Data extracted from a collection
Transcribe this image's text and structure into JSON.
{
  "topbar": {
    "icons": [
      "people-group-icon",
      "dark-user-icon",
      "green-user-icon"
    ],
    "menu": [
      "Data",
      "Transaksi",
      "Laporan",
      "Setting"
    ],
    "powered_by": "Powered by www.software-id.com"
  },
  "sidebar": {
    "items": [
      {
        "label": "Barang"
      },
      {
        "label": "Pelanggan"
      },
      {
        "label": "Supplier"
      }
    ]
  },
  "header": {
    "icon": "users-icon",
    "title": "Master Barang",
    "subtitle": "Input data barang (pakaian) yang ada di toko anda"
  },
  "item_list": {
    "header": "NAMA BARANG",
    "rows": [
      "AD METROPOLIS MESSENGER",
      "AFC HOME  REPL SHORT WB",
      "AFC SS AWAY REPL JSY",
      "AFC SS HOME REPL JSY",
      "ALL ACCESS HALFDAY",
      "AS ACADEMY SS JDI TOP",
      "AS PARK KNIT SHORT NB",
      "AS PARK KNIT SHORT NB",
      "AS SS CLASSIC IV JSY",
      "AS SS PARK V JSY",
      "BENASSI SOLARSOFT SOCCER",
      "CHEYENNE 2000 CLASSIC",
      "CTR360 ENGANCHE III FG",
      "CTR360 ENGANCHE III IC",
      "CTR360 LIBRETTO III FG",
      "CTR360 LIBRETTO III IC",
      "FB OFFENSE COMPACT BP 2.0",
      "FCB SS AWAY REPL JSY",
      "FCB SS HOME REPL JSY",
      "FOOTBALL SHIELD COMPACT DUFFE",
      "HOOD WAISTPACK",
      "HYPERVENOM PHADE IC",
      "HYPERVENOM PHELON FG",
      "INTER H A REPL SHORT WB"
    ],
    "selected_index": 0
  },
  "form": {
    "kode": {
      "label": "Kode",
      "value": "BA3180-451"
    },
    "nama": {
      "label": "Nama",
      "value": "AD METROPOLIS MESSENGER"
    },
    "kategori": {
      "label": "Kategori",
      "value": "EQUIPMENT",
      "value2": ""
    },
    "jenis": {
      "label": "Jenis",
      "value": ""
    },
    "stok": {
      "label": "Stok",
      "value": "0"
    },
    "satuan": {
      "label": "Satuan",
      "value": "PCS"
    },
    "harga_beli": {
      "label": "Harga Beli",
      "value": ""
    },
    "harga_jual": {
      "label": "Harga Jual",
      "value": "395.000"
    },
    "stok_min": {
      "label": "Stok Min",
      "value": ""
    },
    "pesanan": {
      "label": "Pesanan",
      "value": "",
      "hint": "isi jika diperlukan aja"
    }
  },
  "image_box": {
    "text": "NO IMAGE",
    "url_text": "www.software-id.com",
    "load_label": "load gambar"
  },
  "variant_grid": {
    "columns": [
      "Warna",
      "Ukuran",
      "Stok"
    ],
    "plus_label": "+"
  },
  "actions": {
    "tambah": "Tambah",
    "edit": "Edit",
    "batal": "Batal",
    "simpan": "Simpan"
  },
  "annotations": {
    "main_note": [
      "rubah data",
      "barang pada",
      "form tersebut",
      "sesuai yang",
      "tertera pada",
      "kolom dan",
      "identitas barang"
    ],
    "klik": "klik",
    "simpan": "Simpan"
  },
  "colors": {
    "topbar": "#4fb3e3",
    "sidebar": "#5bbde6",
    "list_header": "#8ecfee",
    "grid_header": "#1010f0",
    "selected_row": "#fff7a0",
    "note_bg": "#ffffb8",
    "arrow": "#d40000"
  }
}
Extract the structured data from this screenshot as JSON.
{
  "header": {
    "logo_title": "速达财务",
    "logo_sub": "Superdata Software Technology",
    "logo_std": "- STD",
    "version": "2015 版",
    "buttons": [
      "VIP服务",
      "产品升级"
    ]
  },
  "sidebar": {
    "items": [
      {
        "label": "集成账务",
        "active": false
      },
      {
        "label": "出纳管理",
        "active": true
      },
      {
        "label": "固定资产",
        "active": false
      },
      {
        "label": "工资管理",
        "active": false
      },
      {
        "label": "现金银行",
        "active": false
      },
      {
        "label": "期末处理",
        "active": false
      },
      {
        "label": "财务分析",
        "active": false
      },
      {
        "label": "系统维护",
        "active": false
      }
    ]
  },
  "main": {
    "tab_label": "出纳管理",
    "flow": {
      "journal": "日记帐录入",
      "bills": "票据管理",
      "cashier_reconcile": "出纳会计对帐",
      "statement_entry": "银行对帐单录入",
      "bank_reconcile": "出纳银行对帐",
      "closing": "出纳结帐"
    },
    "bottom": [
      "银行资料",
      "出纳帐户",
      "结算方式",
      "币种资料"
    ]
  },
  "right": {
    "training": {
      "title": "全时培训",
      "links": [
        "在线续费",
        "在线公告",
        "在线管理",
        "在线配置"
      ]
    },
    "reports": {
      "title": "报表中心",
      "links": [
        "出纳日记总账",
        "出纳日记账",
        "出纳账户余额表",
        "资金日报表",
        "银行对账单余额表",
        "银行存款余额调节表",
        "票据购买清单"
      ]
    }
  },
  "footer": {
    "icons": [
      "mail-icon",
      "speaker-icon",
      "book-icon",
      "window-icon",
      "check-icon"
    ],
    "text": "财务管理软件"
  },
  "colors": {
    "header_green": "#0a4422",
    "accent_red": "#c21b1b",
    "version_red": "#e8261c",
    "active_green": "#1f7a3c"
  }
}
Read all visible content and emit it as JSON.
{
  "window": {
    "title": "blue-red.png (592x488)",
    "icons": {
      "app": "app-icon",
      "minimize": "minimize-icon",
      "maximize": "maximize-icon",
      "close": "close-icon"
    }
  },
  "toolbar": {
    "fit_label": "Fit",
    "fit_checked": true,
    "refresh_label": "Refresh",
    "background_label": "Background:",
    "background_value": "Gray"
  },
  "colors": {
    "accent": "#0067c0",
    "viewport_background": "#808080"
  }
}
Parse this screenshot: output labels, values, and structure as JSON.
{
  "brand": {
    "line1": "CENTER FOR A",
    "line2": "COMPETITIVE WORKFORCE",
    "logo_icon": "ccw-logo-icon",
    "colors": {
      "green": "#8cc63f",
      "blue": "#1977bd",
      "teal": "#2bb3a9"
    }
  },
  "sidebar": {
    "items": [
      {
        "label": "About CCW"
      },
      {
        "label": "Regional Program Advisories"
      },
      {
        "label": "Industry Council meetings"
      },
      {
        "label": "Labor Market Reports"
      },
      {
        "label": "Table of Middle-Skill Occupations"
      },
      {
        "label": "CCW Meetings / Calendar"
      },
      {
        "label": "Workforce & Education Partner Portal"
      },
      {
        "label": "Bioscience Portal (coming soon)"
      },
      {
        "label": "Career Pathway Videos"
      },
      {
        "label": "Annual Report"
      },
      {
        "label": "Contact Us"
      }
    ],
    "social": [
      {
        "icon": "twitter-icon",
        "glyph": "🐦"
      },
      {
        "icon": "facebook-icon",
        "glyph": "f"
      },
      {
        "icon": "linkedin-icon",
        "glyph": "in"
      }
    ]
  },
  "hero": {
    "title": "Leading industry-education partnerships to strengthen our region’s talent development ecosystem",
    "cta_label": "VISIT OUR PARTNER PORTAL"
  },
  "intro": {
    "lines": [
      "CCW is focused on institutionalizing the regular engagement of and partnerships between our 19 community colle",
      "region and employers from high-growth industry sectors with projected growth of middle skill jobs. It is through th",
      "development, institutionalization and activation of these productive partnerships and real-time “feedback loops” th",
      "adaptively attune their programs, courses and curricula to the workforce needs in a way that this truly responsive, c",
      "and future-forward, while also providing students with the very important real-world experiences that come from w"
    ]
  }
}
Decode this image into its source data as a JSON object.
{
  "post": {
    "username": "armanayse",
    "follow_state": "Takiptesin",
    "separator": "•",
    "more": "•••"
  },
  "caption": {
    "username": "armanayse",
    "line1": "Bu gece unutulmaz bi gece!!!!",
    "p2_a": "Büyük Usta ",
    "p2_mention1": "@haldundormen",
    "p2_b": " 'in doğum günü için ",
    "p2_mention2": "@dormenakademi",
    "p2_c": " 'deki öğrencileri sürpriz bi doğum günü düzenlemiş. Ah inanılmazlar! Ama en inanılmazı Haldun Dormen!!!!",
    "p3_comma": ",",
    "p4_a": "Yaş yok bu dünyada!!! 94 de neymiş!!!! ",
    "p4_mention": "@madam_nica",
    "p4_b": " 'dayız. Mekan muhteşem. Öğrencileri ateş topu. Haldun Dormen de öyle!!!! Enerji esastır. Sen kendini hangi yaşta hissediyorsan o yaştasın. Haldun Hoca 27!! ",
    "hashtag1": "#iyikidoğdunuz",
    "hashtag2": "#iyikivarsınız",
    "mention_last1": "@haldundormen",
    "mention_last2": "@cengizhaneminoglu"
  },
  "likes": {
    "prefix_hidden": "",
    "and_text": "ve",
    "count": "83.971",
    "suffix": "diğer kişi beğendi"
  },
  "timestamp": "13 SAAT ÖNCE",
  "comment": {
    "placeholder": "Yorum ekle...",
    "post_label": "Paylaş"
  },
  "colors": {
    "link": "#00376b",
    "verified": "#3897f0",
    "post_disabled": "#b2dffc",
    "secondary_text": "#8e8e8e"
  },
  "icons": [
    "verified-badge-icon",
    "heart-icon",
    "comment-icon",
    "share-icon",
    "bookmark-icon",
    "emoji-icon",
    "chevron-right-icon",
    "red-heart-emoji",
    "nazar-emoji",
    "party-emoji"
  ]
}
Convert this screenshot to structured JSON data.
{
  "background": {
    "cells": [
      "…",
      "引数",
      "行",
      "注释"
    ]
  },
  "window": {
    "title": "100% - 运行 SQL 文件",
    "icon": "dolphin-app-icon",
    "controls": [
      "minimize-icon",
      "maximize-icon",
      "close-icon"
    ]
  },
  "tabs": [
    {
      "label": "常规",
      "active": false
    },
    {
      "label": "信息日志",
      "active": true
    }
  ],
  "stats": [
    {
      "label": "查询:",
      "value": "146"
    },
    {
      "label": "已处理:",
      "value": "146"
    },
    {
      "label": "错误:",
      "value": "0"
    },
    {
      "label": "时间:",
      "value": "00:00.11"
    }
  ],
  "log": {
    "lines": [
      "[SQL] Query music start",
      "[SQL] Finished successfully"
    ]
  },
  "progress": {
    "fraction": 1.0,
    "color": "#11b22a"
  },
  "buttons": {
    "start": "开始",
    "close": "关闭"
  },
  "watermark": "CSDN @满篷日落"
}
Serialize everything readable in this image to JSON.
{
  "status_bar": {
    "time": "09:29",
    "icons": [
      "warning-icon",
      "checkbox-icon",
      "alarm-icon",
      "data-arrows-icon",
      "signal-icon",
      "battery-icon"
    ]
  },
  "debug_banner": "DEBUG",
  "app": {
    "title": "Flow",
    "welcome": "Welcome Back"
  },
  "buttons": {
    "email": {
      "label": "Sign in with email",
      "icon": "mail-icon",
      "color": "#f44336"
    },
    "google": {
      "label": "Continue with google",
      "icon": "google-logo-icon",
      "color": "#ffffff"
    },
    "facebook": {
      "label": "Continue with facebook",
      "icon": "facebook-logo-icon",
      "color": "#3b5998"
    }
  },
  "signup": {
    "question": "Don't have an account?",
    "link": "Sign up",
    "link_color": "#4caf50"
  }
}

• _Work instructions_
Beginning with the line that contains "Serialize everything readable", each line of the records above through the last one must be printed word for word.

• _Solution_
Serialize everything readable in this image to JSON.
{
  "status_bar": {
    "time": "09:29",
    "icons": [
      "warning-icon",
      "checkbox-icon",
      "alarm-icon",
      "data-arrows-icon",
      "signal-icon",
      "battery-icon"
    ]
  },
  "debug_banner": "DEBUG",
  "app": {
    "title": "Flow",
    "welcome": "Welcome Back"
  },
  "buttons": {
    "email": {
      "label": "Sign in with email",
      "icon": "mail-icon",
      "color": "#f44336"
    },
    "google": {
      "label": "Continue with google",
      "icon": "google-logo-icon",
      "color": "#ffffff"
    },
    "facebook": {
      "label": "Continue with facebook",
      "icon": "facebook-logo-icon",
      "color": "#3b5998"
    }
  },
  "signup": {
    "question": "Don't have an account?",
    "link": "Sign up",
    "link_color": "#4caf50"
  }
}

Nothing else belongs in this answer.